━━━ RECORDS SHOWN

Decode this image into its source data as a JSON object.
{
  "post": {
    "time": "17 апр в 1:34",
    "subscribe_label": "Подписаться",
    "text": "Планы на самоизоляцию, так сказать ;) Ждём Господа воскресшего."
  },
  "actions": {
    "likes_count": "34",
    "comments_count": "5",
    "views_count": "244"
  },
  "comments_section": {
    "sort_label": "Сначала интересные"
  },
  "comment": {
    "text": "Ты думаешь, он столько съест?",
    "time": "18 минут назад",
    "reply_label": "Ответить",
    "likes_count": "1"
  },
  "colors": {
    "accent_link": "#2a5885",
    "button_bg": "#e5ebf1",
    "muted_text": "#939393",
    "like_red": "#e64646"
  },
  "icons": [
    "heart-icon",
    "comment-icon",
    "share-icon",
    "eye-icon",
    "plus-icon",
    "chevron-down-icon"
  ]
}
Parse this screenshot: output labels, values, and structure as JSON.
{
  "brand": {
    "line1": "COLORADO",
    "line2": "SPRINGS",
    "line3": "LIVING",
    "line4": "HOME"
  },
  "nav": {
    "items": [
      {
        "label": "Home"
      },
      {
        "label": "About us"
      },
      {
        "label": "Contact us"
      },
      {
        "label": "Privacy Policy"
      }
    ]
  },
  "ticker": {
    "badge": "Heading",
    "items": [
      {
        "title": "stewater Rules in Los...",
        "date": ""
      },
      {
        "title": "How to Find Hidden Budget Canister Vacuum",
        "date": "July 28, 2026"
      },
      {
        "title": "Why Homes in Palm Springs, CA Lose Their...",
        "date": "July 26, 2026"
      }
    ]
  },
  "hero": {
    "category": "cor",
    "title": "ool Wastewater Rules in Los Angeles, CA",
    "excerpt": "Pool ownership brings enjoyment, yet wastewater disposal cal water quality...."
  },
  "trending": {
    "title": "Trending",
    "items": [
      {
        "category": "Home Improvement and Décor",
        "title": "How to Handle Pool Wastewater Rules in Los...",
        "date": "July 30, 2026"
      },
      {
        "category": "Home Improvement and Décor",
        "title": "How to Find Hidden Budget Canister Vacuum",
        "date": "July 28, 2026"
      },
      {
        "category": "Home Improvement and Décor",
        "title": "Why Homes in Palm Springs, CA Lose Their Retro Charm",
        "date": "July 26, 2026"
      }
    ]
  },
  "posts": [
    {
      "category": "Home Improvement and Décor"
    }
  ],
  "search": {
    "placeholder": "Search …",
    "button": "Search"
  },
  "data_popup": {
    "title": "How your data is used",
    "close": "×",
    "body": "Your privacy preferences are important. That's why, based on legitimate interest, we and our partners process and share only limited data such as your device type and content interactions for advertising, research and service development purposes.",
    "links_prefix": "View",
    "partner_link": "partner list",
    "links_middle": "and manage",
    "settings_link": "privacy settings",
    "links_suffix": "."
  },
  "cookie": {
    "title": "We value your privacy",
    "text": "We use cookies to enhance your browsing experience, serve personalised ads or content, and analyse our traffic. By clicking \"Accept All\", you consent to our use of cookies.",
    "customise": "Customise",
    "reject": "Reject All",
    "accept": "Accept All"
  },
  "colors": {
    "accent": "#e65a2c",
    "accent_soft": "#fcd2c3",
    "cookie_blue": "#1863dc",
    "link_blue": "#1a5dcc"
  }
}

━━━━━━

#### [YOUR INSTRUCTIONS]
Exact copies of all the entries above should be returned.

#### [EXPECTED ANSWER]
Decode this image into its source data as a JSON object.
{
  "post": {
    "time": "17 апр в 1:34",
    "subscribe_label": "Подписаться",
    "text": "Планы на самоизоляцию, так сказать ;) Ждём Господа воскресшего."
  },
  "actions": {
    "likes_count": "34",
    "comments_count": "5",
    "views_count": "244"
  },
  "comments_section": {
    "sort_label": "Сначала интересные"
  },
  "comment": {
    "text": "Ты думаешь, он столько съест?",
    "time": "18 минут назад",
    "reply_label": "Ответить",
    "likes_count": "1"
  },
  "colors": {
    "accent_link": "#2a5885",
    "button_bg": "#e5ebf1",
    "muted_text": "#939393",
    "like_red": "#e64646"
  },
  "icons": [
    "heart-icon",
    "comment-icon",
    "share-icon",
    "eye-icon",
    "plus-icon",
    "chevron-down-icon"
  ]
}
Parse this screenshot: output labels, values, and structure as JSON.
{
  "brand": {
    "line1": "COLORADO",
    "line2": "SPRINGS",
    "line3": "LIVING",
    "line4": "HOME"
  },
  "nav": {
    "items": [
      {
        "label": "Home"
      },
      {
        "label": "About us"
      },
      {
        "label": "Contact us"
      },
      {
        "label": "Privacy Policy"
      }
    ]
  },
  "ticker": {
    "badge": "Heading",
    "items": [
      {
        "title": "stewater Rules in Los...",
        "date": ""
      },
      {
        "title": "How to Find Hidden Budget Canister Vacuum",
        "date": "July 28, 2026"
      },
      {
        "title": "Why Homes in Palm Springs, CA Lose Their...",
        "date": "July 26, 2026"
      }
    ]
  },
  "hero": {
    "category": "cor",
    "title": "ool Wastewater Rules in Los Angeles, CA",
    "excerpt": "Pool ownership brings enjoyment, yet wastewater disposal cal water quality...."
  },
  "trending": {
    "title": "Trending",
    "items": [
      {
        "category": "Home Improvement and Décor",
        "title": "How to Handle Pool Wastewater Rules in Los...",
        "date": "July 30, 2026"
      },
      {
        "category": "Home Improvement and Décor",
        "title": "How to Find Hidden Budget Canister Vacuum",
        "date": "July 28, 2026"
      },
      {
        "category": "Home Improvement and Décor",
        "title": "Why Homes in Palm Springs, CA Lose Their Retro Charm",
        "date": "July 26, 2026"
      }
    ]
  },
  "posts": [
    {
      "category": "Home Improvement and Décor"
    }
  ],
  "search": {
    "placeholder": "Search …",
    "button": "Search"
  },
  "data_popup": {
    "title": "How your data is used",
    "close": "×",
    "body": "Your privacy preferences are important. That's why, based on legitimate interest, we and our partners process and share only limited data such as your device type and content interactions for advertising, research and service development purposes.",
    "links_prefix": "View",
    "partner_link": "partner list",
    "links_middle": "and manage",
    "settings_link": "privacy settings",
    "links_suffix": "."
  },
  "cookie": {
    "title": "We value your privacy",
    "text": "We use cookies to enhance your browsing experience, serve personalised ads or content, and analyse our traffic. By clicking \"Accept All\", you consent to our use of cookies.",
    "customise": "Customise",
    "reject": "Reject All",
    "accept": "Accept All"
  },
  "colors": {
    "accent": "#e65a2c",
    "accent_soft": "#fcd2c3",
    "cookie_blue": "#1863dc",
    "link_blue": "#1a5dcc"
  }
}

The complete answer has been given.